All that said, the book was by no means perfect. The actual competition didn’t make a ton of sense, with everybody being dropped off by family members shortly before hand in whatever clothes they were wearing and starting out with no fanfare. The motivations for why each walker was in the race were also pretty slim, which the most detailed versions shared being fights with girlfriends or possible homosexuality being revealed to families (I commend King for trying to address homosexuality in this book, leaving it open ended as to the sexuality of two of the main characters, but it’s certainly a product of the era in how it associates shame more than any other emotion with those characters). The struggles with using the restroom and cramping all felt real enough, but the lack of sleep by the Walkers was the one fiction I couldn’t totally suspend my disbelief for.

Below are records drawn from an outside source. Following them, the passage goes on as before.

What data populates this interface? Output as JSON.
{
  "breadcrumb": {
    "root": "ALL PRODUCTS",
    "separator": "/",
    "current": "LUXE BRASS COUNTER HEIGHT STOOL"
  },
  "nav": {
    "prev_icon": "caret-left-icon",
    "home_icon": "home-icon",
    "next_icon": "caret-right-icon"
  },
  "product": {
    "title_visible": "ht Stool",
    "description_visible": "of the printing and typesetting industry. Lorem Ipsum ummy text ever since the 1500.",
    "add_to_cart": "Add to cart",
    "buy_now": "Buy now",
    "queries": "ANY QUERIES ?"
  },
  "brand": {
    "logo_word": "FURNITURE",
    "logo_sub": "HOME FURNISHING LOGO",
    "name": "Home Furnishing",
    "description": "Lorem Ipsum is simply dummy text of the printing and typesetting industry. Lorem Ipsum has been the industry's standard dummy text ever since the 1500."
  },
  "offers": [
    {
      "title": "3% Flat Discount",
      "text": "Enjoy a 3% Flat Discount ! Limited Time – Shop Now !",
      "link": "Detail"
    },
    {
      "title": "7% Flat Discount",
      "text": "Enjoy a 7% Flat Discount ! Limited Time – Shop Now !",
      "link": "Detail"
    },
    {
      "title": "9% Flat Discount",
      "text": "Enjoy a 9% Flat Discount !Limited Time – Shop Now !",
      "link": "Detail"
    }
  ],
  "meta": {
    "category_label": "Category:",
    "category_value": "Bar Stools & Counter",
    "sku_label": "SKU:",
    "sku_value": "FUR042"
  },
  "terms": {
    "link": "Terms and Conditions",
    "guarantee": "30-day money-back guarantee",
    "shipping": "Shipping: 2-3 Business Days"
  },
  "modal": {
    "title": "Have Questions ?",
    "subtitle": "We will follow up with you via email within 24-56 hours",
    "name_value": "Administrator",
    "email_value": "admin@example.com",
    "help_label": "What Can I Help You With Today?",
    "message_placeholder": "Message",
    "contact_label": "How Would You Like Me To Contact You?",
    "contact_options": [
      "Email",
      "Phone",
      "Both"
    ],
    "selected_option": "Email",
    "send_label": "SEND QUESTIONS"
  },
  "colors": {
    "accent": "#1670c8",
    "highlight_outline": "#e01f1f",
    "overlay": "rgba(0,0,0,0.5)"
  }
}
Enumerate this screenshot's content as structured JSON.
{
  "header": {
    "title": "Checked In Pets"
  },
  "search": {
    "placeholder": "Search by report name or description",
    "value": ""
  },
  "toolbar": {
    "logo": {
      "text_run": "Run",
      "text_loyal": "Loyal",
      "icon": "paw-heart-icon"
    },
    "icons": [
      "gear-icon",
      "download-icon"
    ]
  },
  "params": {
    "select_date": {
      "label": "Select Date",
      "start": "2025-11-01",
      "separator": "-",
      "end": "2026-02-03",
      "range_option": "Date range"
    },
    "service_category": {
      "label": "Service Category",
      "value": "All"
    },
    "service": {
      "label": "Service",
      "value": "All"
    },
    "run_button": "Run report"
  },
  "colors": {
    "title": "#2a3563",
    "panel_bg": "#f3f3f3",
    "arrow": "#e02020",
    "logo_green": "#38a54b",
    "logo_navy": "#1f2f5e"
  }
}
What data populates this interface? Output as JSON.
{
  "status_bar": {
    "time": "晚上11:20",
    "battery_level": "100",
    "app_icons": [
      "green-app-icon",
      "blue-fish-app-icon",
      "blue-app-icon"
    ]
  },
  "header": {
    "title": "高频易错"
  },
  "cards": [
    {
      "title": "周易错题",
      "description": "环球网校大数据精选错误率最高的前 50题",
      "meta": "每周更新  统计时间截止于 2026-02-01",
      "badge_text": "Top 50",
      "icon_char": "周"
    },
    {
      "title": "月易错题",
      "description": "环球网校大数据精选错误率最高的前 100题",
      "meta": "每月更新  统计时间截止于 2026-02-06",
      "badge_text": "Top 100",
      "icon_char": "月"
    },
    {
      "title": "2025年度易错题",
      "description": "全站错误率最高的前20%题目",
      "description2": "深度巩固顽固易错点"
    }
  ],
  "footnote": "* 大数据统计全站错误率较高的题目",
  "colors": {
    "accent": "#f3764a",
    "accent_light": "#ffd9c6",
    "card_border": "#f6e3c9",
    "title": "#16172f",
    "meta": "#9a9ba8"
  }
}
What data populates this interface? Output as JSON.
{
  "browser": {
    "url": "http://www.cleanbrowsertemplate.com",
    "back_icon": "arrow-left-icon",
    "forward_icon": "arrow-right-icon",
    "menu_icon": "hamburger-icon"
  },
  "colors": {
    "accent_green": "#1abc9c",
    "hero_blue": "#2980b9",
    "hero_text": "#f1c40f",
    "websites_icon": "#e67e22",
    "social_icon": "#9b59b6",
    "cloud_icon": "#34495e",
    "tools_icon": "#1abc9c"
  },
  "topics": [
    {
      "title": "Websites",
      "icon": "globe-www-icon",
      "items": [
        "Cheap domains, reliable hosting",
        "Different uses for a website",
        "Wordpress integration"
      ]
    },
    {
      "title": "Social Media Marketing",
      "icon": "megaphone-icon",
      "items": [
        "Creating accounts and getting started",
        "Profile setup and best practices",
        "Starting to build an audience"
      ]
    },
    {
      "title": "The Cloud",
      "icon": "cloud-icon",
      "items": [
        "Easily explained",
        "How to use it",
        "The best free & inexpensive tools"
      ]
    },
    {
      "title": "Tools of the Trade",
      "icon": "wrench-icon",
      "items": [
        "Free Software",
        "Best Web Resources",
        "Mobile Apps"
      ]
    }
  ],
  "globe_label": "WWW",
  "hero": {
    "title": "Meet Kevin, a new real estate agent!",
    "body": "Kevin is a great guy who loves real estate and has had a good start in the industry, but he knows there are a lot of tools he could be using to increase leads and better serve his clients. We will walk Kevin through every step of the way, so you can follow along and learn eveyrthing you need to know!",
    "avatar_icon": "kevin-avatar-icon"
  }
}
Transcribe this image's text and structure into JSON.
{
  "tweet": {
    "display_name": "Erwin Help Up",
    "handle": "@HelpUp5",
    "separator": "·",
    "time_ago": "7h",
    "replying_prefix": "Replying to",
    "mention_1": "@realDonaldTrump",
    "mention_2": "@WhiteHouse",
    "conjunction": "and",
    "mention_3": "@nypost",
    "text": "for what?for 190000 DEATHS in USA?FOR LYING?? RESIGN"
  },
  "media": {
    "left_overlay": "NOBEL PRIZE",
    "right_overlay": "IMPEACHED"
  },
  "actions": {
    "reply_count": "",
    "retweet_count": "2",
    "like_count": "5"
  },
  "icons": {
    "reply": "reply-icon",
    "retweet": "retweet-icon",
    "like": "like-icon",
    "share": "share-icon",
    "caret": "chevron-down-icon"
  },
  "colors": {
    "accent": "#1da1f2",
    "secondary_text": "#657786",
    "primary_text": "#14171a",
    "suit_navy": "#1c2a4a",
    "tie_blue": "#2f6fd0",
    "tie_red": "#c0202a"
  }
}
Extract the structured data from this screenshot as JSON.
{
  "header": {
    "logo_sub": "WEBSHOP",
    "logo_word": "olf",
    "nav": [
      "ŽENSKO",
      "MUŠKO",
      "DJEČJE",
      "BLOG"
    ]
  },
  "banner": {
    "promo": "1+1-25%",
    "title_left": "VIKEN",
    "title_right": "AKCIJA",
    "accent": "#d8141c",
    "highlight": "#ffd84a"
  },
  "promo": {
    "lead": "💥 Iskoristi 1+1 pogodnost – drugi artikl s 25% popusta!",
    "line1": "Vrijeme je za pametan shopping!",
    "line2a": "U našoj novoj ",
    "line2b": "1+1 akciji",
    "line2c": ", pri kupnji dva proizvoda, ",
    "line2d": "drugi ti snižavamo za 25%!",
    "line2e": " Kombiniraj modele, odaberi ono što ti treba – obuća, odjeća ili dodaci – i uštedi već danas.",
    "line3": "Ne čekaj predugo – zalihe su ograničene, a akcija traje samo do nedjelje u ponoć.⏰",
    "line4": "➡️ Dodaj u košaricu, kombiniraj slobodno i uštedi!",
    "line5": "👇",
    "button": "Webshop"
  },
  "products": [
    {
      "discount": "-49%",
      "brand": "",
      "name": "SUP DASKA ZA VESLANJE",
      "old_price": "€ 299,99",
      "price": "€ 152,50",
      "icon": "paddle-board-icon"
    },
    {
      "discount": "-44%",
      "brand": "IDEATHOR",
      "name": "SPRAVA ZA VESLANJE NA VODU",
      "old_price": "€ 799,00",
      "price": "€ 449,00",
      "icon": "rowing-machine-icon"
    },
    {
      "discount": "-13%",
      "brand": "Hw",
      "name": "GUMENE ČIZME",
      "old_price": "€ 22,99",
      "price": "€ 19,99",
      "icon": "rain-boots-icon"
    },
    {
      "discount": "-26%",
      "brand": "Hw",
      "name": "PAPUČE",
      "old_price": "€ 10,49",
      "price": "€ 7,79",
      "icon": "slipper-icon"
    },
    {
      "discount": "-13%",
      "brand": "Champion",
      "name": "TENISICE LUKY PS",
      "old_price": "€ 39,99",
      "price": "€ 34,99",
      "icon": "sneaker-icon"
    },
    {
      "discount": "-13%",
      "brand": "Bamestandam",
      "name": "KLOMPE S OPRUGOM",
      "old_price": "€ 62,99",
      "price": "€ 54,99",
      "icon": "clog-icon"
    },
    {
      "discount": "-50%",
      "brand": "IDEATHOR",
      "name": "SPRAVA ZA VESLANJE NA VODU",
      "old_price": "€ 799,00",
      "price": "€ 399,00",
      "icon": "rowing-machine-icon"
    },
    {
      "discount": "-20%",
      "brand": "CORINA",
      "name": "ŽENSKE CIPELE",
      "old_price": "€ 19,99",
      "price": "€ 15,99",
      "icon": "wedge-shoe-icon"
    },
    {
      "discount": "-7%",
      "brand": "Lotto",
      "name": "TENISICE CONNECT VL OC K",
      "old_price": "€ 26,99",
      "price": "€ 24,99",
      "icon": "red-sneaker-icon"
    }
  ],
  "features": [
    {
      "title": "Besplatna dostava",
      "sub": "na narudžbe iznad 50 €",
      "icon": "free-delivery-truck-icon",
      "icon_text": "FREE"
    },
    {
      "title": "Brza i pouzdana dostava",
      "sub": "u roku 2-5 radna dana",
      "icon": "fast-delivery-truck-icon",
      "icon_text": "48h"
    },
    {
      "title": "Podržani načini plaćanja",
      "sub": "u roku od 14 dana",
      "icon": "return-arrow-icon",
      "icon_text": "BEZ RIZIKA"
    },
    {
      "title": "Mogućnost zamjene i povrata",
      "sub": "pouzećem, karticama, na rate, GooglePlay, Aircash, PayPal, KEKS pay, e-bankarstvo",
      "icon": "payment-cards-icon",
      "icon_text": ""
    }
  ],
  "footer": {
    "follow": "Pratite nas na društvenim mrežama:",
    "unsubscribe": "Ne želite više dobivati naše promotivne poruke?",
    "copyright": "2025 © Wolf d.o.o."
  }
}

Equally vague are the rewards people can expect for winning the Long Walk. The ending of the book was both fantastic and disappointing in that King completely succeeds in his goal of telling a lengthy, engaging story about 99 boys walking until they physically can’t continue, and stopping before giving the reader any hint of what happens next. The plot arc in this book is almost entirely internal character growth by Garraty, as he goes from feeling immortal to accepting death as a reality (about ten other characters have the same arc throughout as well). Perhaps it’s the sign of a great book, but selfishly when it was over I found myself asking “would an epilogue have killed you, Stephen?”

4-star